[Stored items]
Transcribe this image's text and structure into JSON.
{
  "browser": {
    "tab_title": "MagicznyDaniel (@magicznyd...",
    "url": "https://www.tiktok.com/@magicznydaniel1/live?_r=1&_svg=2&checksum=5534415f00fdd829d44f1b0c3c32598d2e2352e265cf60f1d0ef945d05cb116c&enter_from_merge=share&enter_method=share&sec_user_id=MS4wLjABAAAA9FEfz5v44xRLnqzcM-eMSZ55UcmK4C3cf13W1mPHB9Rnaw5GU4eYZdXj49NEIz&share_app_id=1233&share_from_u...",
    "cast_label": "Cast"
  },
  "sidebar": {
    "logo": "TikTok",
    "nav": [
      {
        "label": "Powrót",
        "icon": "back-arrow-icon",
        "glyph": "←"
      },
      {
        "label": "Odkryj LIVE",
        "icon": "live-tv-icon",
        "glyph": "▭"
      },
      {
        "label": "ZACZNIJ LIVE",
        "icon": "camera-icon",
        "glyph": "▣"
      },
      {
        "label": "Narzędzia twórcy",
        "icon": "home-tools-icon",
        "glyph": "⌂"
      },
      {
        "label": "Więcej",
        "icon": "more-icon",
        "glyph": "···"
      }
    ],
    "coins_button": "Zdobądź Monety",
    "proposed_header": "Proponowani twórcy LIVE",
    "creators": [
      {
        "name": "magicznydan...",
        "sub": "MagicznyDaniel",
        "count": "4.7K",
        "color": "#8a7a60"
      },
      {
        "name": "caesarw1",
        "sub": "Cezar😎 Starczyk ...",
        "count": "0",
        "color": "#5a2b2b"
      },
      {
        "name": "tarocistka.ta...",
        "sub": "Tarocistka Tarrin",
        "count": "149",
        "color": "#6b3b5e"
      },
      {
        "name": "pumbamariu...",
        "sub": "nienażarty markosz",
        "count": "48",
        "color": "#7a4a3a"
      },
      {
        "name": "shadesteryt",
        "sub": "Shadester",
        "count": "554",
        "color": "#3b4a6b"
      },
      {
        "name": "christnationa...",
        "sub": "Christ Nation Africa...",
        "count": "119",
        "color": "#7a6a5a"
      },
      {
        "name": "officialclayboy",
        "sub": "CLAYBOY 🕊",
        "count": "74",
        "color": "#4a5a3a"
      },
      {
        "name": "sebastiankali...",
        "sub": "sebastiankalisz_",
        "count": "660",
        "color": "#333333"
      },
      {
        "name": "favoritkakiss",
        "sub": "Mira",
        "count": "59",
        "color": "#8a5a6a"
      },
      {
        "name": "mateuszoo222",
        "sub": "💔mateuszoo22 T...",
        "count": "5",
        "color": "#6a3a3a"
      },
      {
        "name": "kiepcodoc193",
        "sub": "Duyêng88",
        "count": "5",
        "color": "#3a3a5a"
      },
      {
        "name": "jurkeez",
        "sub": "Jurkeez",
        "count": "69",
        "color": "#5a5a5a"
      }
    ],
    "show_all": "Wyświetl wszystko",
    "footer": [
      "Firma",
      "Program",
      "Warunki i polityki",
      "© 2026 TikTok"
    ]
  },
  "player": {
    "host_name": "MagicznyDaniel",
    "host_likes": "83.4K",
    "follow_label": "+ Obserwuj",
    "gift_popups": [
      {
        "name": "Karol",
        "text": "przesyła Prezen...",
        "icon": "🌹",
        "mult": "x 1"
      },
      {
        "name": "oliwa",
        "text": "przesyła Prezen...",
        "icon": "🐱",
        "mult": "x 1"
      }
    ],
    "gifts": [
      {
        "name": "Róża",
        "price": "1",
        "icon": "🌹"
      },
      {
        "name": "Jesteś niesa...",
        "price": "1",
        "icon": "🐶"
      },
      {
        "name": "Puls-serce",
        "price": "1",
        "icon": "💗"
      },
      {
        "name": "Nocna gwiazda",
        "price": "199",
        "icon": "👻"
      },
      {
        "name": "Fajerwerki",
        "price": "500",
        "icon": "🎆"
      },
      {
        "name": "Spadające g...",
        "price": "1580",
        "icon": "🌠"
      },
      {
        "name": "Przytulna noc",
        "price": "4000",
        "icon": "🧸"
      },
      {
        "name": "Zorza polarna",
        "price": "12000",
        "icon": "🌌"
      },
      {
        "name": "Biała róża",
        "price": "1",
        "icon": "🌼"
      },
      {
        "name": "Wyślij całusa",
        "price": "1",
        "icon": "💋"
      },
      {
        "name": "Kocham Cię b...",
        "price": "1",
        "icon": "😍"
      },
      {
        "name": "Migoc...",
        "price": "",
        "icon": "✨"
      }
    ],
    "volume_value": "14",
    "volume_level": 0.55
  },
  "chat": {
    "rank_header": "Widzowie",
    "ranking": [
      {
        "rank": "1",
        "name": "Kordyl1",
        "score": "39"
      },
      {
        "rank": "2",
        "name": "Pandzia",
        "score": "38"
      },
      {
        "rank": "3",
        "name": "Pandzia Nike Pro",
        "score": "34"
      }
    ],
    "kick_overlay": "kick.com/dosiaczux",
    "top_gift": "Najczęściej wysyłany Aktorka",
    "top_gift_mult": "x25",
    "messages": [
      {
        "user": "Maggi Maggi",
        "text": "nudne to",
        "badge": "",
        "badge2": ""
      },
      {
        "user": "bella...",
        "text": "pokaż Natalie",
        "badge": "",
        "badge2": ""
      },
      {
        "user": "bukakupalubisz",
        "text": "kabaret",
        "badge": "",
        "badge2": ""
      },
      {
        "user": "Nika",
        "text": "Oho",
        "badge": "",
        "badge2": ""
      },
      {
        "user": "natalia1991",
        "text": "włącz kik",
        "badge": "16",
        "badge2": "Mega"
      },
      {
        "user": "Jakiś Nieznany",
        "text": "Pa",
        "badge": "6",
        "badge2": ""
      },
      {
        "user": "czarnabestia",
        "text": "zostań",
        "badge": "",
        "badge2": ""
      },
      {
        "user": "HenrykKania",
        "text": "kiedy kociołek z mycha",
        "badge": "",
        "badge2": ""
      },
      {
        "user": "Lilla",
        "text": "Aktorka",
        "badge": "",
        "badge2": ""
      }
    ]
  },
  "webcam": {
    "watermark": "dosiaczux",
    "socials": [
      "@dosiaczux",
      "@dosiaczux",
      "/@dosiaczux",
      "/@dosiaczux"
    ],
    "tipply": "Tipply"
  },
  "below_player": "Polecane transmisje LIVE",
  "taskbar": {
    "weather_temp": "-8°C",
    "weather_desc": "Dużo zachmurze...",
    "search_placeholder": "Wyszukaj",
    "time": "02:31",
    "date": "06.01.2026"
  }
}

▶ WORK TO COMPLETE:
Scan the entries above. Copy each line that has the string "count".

▶ EXERCISE ANSWER:
        "count": "4.7K",
        "count": "0",
        "count": "149",
        "count": "48",
        "count": "554",
        "count": "119",
        "count": "74",
        "count": "660",
        "count": "59",
        "count": "5",
        "count": "5",
        "count": "69",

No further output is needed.